Data about app and page elements:
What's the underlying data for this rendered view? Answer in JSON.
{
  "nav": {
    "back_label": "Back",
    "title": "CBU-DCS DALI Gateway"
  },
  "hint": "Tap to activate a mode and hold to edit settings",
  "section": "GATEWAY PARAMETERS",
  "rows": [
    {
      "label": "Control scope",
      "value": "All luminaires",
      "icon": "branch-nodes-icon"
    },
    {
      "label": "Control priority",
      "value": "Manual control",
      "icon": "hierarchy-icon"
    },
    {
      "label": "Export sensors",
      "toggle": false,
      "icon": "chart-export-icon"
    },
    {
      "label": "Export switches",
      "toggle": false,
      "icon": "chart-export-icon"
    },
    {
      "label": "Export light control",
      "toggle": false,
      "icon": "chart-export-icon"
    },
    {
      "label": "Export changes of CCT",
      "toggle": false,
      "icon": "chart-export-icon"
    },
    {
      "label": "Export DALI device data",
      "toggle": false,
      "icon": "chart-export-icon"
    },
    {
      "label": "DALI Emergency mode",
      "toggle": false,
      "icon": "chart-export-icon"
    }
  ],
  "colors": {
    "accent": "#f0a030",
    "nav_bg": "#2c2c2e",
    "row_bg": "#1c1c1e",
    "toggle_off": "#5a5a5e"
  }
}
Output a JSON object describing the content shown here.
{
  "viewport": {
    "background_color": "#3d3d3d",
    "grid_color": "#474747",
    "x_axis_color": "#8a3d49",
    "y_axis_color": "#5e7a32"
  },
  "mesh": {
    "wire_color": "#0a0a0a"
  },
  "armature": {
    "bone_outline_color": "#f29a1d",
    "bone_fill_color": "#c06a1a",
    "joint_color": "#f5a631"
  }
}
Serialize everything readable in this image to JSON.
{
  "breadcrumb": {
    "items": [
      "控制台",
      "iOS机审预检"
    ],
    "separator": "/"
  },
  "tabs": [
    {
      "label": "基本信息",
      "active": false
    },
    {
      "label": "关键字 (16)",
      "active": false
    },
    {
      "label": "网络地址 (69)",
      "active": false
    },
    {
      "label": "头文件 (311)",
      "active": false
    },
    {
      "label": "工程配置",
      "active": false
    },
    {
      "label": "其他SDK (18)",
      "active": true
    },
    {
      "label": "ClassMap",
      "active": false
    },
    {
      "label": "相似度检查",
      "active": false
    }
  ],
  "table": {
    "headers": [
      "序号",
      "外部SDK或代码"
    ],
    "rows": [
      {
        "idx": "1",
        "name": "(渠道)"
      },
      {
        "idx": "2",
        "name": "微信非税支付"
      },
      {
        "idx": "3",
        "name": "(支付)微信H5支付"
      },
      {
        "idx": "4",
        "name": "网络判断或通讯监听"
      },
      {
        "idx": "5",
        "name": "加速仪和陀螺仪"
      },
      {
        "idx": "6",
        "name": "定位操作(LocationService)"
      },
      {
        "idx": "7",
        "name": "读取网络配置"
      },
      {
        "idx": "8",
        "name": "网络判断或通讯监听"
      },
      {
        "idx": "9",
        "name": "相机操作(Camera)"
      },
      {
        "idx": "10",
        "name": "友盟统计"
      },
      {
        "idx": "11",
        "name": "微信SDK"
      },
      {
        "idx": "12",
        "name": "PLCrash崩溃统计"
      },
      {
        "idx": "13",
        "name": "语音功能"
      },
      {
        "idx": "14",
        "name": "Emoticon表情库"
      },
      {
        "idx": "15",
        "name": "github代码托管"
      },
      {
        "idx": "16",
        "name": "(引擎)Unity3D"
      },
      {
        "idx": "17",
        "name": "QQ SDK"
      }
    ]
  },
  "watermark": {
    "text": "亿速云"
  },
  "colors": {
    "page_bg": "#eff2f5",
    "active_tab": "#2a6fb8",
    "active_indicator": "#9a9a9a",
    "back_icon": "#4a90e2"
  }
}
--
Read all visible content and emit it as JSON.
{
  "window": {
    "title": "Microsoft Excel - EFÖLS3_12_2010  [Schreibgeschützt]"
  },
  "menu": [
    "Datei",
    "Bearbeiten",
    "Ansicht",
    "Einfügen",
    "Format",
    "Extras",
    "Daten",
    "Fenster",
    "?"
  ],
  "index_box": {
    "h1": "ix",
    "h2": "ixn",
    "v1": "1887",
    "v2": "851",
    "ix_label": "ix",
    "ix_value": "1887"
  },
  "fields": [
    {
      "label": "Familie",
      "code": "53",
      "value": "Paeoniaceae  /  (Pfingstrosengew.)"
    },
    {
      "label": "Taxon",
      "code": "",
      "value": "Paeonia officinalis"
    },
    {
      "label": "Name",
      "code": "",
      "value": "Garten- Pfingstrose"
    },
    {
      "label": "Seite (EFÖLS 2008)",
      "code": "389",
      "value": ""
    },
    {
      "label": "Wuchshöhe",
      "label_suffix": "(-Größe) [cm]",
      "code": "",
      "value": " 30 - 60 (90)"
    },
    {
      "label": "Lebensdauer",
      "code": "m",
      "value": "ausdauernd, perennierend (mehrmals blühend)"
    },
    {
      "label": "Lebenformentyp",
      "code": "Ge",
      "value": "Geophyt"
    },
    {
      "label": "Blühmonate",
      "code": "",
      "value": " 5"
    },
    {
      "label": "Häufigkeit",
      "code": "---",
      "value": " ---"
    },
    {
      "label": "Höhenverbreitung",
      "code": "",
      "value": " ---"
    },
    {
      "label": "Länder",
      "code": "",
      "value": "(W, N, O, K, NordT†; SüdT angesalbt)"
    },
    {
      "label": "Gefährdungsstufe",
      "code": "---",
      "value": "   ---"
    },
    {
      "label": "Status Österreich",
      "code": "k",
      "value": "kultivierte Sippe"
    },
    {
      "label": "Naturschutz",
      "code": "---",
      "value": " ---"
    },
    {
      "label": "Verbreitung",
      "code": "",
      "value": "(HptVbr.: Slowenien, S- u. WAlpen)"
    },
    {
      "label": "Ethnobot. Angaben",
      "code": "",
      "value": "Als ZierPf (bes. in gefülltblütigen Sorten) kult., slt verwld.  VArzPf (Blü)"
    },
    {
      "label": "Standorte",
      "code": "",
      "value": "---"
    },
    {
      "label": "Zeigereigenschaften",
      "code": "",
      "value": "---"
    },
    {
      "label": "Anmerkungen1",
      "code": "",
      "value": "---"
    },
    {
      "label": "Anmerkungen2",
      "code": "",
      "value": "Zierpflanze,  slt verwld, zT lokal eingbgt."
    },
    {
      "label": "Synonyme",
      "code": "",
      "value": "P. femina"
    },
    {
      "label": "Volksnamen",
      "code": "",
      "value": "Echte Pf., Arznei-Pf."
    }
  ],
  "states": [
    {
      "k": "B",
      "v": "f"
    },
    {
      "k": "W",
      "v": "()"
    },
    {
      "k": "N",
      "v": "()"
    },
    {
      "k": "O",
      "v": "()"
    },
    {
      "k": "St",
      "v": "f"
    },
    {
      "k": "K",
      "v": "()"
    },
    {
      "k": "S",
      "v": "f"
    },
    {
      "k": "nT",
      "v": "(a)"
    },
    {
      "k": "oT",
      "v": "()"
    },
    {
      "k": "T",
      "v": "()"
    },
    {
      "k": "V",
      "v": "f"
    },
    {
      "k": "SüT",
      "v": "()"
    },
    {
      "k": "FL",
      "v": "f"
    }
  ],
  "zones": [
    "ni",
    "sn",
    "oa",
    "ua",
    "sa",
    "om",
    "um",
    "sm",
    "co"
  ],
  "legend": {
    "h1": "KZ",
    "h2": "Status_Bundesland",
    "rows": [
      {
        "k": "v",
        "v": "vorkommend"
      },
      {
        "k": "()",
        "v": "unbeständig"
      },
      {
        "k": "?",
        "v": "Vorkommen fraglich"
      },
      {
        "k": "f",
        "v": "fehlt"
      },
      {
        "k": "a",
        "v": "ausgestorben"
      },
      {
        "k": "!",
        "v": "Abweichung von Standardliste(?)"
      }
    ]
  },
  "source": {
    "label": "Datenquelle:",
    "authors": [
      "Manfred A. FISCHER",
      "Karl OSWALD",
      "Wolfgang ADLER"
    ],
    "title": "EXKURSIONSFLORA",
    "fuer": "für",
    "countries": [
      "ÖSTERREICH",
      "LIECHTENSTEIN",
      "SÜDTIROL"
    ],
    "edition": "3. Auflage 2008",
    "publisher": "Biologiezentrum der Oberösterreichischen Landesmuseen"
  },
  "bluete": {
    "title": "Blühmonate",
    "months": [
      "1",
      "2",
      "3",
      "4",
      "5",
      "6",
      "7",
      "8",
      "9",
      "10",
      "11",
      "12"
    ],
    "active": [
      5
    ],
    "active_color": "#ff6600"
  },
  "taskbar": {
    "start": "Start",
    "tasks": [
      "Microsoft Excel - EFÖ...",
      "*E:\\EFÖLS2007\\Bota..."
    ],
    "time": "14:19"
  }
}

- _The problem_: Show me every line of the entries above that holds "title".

- _Response for this exercise_:
    "title": "CBU-DCS DALI Gateway"
    "title": "Microsoft Excel - EFÖLS3_12_2010  [Schreibgeschützt]"
    "title": "EXKURSIONSFLORA",
    "title": "Blühmonate",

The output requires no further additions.